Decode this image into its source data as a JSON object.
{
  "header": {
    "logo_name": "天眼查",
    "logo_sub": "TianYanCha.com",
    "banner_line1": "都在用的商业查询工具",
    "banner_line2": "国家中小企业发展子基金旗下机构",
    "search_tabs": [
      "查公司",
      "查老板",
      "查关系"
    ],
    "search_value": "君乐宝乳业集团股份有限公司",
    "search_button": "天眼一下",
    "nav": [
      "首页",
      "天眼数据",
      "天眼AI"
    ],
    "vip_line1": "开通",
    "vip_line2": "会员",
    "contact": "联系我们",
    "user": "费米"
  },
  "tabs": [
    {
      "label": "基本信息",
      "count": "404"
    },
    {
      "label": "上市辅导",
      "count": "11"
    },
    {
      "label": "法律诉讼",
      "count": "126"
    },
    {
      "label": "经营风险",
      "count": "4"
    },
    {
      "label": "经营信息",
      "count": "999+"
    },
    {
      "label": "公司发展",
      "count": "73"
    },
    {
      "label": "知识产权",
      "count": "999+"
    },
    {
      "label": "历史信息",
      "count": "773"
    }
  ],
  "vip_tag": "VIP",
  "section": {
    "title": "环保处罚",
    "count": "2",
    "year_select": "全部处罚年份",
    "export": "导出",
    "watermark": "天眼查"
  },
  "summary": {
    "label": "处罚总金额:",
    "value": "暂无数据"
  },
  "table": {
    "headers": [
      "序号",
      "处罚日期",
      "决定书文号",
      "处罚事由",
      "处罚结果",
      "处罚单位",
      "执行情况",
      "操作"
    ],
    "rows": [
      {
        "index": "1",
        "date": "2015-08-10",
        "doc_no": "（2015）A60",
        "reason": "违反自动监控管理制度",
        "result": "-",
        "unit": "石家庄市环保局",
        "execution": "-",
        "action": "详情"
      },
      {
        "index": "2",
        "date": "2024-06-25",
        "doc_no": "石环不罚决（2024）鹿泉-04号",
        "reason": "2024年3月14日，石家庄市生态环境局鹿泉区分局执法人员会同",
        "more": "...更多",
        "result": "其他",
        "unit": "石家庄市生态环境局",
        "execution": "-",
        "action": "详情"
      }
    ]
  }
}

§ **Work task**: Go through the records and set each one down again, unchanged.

§ **Answer to this problem**:
Decode this image into its source data as a JSON object.
{
  "header": {
    "logo_name": "天眼查",
    "logo_sub": "TianYanCha.com",
    "banner_line1": "都在用的商业查询工具",
    "banner_line2": "国家中小企业发展子基金旗下机构",
    "search_tabs": [
      "查公司",
      "查老板",
      "查关系"
    ],
    "search_value": "君乐宝乳业集团股份有限公司",
    "search_button": "天眼一下",
    "nav": [
      "首页",
      "天眼数据",
      "天眼AI"
    ],
    "vip_line1": "开通",
    "vip_line2": "会员",
    "contact": "联系我们",
    "user": "费米"
  },
  "tabs": [
    {
      "label": "基本信息",
      "count": "404"
    },
    {
      "label": "上市辅导",
      "count": "11"
    },
    {
      "label": "法律诉讼",
      "count": "126"
    },
    {
      "label": "经营风险",
      "count": "4"
    },
    {
      "label": "经营信息",
      "count": "999+"
    },
    {
      "label": "公司发展",
      "count": "73"
    },
    {
      "label": "知识产权",
      "count": "999+"
    },
    {
      "label": "历史信息",
      "count": "773"
    }
  ],
  "vip_tag": "VIP",
  "section": {
    "title": "环保处罚",
    "count": "2",
    "year_select": "全部处罚年份",
    "export": "导出",
    "watermark": "天眼查"
  },
  "summary": {
    "label": "处罚总金额:",
    "value": "暂无数据"
  },
  "table": {
    "headers": [
      "序号",
      "处罚日期",
      "决定书文号",
      "处罚事由",
      "处罚结果",
      "处罚单位",
      "执行情况",
      "操作"
    ],
    "rows": [
      {
        "index": "1",
        "date": "2015-08-10",
        "doc_no": "（2015）A60",
        "reason": "违反自动监控管理制度",
        "result": "-",
        "unit": "石家庄市环保局",
        "execution": "-",
        "action": "详情"
      },
      {
        "index": "2",
        "date": "2024-06-25",
        "doc_no": "石环不罚决（2024）鹿泉-04号",
        "reason": "2024年3月14日，石家庄市生态环境局鹿泉区分局执法人员会同",
        "more": "...更多",
        "result": "其他",
        "unit": "石家庄市生态环境局",
        "execution": "-",
        "action": "详情"
      }
    ]
  }
}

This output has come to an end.